What of Uber drivers themselves? These are the poster people for the gig-economy, “entrepreneurs”—which is to say freelancers—who use their own cars to ferry people around. “Obviously the self-driving car thing is freaking people out a little bit,” an Uber driver in Pittsburgh named Ryan told a website called TechRepublic. And, he went on, he learned about Uber’s plans from the media, not from the company. “If it’s a negative thing, they let you find out for yourself.” As media critic Douglas Rushkoff has written, “Uber’s drivers are the R&D for Uber’s driverless future. They are spending their labor and capital investments (cars) on their own future unemployment.”
All economies have winners and losers. It does not take a sophisticated algorithm to figure out that the winners in the decades ahead are going to be those who own the robots, for they will have vanquished labor with their capital. In the case of autonomous vehicles, a few companies are now poised to control a necessary public good, the transportation of people to and from work, school, shopping, recreation, and other vital activities. This salient fact is often lost in the almost unanimously positive reception of the coming “mobility revolution,” as Bill Ford calls it.
Also lost is this: the most optimistic estimates of the safety and environmental benefits of the transition to fleet-owned autonomous vehicles, and the ones often used to tout it, are based on models derived from cities with high-capacity public transit systems. Obviously there are many cities without such systems. Where they exist, according to the Boston Consulting Group, it would take only two passengers sharing an autonomous taxi to make the per-passenger cost comparable to that of mass transit. Perhaps not surprisingly, lawmakers in this country are now using the autonomous vehicle future laid out by companies like Uber and Google to block investment in mass transit.
But why take a train or a bus to a central location on a fixed schedule when you can take a car, at will, to the exact place you want to go? One can imagine Google offering rides for free as long as passengers are willing to “share” the details of where they are going, what they are buying, who they are with, and which products their eyes are drawn to on the ubiquitous (but targeted!) ads that are playing in the car’s cabin. Like websites that won’t load if you block ads or disallow cookies, or like Gmail, which does not allow users to opt out of having their mail read by the company’s automated scanners, one can also imagine feeling as if one had no choice: give up your data or take a hike.

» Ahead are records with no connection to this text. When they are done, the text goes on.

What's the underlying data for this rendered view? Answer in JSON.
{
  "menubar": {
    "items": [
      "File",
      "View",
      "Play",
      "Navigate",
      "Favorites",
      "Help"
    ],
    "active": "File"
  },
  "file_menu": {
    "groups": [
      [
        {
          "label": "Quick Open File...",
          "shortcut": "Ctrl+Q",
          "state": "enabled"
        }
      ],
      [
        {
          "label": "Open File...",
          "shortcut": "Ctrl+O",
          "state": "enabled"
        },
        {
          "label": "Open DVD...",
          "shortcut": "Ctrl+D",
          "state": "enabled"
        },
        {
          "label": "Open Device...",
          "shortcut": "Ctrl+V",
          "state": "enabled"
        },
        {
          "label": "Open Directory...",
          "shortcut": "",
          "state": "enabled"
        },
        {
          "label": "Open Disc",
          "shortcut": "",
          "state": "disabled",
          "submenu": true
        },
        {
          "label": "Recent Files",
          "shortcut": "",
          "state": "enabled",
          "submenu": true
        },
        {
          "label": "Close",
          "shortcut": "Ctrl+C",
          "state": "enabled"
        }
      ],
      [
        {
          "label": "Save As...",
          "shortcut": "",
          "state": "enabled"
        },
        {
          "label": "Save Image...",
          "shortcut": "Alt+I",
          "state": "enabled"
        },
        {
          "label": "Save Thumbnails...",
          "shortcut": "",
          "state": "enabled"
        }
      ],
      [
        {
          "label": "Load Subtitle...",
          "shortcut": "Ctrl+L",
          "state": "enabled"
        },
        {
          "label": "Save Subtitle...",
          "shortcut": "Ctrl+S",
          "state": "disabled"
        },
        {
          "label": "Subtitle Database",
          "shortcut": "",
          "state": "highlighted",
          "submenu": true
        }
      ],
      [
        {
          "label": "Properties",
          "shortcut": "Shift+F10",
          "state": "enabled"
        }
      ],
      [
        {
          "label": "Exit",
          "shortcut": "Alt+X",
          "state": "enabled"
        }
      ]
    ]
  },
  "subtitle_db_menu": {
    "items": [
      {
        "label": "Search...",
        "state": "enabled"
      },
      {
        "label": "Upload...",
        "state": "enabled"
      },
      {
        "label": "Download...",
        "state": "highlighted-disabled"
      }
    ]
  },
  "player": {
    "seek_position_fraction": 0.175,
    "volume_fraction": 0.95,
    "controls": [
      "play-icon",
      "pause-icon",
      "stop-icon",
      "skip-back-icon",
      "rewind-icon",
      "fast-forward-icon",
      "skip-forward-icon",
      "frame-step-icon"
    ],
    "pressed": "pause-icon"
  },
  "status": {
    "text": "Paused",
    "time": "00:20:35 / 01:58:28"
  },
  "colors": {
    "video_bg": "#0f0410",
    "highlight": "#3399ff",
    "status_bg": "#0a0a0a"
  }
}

Lipson and Kurman worry that the software driving driverless cars, like all software, will be ripe for hacking and sabotage. While this is not a concern to be taken lightly, especially after a pair of hacker/researchers were able to take remote control of a Jeep Cherokee speeding down the highway last year, this is an engineering problem, with an engineering solution. (To be clear: the hack was an experiment.) More worrisome is the authors’ suggestion that autonomous vehicles, with their high-definition cameras and sensors, could “morph into ubiquitous robotic spies,” sending information to intelligence agencies and law enforcement departments, among others, about people inside and outside the car, tracking anyone, anywhere. Welcome to utopia, where cars are autonomous, but their passengers not so much.